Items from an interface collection
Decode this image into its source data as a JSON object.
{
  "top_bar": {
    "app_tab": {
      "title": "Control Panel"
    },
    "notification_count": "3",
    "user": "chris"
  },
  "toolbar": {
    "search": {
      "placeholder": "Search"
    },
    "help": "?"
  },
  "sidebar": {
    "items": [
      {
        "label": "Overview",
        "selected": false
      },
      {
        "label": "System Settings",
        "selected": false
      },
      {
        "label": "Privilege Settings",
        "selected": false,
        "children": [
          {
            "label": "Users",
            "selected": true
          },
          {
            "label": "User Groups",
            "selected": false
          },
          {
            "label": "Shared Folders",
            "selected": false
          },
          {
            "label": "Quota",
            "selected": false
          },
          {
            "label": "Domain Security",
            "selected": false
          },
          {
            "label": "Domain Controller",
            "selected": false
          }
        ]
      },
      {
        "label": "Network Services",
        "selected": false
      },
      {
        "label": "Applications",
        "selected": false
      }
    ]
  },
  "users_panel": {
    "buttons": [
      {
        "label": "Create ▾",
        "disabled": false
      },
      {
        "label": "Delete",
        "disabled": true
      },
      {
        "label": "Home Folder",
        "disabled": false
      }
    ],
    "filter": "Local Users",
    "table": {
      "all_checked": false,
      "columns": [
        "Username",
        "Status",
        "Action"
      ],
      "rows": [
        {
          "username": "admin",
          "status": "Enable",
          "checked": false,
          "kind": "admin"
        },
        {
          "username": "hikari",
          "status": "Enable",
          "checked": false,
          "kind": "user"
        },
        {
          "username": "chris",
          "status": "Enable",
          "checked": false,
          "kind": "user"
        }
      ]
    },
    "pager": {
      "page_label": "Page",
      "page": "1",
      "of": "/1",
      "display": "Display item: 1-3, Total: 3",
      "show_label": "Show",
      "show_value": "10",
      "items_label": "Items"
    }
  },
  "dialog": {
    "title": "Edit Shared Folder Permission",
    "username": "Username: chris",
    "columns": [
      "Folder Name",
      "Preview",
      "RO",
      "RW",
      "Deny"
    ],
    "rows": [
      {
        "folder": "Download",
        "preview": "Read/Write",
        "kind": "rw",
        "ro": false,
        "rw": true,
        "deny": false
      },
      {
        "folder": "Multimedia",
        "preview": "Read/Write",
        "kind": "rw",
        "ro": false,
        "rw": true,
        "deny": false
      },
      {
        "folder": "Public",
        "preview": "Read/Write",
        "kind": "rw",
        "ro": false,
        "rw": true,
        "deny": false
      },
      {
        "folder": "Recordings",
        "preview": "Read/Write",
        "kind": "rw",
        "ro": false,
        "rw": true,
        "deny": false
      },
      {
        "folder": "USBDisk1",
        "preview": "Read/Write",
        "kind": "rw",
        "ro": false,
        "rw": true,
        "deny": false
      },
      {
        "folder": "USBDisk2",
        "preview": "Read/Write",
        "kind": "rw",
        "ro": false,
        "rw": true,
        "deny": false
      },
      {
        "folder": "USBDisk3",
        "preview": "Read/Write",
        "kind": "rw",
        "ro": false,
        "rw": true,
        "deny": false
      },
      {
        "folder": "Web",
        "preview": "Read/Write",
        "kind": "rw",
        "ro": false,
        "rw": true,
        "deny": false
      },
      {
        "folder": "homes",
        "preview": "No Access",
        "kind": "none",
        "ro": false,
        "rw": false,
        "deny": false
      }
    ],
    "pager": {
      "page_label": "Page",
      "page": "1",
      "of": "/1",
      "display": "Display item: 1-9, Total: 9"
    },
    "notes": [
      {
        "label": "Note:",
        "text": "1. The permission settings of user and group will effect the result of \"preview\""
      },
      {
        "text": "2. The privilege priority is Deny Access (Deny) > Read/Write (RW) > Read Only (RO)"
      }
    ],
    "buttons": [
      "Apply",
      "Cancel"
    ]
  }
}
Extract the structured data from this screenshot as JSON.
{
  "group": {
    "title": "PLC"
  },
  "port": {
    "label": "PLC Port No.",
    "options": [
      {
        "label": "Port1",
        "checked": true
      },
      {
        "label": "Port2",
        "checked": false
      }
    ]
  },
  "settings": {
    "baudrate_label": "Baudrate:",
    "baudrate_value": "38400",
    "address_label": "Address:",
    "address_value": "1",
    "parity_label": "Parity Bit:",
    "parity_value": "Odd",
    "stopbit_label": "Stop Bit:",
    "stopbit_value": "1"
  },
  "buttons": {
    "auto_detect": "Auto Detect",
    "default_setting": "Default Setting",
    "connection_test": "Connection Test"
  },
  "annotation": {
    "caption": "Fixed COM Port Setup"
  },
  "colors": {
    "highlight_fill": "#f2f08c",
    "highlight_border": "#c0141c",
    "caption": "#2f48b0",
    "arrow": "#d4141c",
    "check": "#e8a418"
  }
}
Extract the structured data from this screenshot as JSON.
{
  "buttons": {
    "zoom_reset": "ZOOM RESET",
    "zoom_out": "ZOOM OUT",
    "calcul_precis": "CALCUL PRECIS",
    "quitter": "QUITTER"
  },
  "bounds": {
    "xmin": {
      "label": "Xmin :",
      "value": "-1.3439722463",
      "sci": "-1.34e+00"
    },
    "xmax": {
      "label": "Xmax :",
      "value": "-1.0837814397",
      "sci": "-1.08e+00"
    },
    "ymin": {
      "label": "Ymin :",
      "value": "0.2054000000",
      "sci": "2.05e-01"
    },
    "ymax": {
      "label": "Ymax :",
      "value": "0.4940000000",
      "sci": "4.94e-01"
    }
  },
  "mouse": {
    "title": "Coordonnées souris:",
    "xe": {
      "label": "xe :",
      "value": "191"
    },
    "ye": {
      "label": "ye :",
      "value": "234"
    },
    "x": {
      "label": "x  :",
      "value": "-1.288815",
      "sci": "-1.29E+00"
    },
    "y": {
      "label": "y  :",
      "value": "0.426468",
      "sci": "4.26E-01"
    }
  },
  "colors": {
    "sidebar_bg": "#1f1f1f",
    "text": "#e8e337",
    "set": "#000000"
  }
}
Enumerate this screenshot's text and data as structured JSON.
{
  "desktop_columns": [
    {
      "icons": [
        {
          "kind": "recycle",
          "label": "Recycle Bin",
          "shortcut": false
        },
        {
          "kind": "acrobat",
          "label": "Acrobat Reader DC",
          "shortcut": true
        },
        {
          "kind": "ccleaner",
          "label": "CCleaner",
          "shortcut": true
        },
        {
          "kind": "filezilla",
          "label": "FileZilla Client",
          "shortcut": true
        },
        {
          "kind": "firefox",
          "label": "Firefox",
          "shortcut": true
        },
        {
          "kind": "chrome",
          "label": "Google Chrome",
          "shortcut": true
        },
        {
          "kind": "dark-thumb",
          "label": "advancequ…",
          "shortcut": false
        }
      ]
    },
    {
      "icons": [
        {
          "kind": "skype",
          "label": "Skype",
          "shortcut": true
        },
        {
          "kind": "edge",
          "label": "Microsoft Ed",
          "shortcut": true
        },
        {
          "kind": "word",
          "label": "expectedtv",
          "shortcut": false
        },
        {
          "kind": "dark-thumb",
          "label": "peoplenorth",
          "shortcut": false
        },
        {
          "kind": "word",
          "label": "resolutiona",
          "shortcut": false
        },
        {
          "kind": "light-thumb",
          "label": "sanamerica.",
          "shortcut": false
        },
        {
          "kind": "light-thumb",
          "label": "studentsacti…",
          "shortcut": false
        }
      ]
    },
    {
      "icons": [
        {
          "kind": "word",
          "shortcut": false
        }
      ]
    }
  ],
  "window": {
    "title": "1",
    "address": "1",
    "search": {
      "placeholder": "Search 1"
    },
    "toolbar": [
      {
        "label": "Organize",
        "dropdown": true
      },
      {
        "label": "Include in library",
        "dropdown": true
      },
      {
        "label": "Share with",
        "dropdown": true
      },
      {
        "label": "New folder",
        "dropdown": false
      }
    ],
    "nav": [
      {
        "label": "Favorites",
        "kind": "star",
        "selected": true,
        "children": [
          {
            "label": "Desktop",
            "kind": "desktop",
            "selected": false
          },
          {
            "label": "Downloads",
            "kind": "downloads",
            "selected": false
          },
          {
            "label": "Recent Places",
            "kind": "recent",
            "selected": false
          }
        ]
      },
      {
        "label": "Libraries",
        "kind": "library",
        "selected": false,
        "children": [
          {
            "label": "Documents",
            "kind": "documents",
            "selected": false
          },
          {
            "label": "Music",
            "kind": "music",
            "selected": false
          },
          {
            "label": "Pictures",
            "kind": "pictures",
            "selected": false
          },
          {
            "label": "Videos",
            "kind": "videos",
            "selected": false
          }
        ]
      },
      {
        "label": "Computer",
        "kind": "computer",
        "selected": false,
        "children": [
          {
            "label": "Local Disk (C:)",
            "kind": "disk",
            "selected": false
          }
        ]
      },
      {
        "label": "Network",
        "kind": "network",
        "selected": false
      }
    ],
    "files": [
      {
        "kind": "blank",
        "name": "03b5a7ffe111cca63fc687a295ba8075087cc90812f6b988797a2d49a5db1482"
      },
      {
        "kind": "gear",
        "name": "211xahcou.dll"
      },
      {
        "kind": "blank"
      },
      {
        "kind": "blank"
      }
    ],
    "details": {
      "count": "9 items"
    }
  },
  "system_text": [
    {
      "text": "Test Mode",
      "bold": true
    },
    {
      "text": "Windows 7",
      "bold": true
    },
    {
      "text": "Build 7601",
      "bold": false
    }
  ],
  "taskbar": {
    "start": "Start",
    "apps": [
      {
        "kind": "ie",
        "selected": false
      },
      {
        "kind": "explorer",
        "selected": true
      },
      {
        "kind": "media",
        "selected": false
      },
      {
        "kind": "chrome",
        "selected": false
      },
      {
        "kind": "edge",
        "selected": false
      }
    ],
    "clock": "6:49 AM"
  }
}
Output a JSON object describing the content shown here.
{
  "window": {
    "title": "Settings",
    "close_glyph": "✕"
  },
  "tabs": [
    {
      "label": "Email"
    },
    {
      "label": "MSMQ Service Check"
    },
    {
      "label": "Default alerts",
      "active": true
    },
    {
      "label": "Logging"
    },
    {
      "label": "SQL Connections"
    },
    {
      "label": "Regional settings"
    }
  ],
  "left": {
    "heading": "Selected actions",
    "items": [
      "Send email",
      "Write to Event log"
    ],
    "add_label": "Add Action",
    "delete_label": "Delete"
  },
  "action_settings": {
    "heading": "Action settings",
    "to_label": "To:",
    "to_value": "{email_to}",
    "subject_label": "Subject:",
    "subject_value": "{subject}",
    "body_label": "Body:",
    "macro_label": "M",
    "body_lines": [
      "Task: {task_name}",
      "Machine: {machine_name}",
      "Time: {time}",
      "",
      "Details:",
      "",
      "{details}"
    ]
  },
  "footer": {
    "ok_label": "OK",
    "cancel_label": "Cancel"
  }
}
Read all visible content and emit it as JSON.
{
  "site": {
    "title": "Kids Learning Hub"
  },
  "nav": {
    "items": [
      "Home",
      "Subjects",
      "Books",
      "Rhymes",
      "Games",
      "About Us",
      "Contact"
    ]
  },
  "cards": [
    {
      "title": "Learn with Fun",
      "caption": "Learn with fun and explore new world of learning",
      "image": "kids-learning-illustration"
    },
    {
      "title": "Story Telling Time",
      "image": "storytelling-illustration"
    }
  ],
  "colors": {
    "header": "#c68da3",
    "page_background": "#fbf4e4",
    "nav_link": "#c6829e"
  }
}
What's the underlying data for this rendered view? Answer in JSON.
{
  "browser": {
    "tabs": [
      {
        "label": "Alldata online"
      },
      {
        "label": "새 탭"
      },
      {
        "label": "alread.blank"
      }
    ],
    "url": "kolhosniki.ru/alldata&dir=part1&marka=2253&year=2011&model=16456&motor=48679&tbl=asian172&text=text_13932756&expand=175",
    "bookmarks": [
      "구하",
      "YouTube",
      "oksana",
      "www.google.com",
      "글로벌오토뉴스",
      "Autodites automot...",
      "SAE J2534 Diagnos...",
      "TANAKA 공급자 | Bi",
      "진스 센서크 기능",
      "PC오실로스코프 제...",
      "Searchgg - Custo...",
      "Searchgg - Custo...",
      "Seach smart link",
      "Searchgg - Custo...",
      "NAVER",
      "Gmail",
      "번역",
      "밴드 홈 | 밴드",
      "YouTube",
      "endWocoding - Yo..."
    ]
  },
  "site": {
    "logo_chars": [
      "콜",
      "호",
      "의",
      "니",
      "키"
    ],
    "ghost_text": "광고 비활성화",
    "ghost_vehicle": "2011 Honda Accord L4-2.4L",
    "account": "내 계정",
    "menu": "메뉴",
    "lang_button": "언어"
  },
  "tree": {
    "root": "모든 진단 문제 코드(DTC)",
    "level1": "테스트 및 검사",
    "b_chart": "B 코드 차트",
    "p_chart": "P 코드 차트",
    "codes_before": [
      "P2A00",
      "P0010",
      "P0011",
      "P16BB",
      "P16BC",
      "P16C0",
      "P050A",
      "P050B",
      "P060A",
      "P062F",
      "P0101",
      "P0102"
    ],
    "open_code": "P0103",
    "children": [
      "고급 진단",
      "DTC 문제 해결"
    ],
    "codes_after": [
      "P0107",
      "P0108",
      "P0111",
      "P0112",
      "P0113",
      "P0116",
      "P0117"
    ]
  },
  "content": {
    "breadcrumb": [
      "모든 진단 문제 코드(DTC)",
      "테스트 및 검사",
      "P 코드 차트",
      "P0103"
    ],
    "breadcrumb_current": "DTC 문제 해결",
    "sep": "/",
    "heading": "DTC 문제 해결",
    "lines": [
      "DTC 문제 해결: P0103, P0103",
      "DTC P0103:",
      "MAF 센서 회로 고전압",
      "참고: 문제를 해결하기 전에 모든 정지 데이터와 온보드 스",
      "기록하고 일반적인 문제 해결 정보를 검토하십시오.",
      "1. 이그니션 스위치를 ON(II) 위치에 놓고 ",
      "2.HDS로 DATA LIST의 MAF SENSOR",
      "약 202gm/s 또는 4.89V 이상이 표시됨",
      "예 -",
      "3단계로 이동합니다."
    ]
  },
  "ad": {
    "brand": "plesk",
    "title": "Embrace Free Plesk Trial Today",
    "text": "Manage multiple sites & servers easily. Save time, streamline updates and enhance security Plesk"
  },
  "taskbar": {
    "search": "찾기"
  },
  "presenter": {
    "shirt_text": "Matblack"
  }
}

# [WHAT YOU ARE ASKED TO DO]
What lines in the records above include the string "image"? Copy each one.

# [ANSWER FOR THIS EXERCISE]
Decode this image into its source data as a JSON object.
      "image": "kids-learning-illustration"
      "image": "storytelling-illustration"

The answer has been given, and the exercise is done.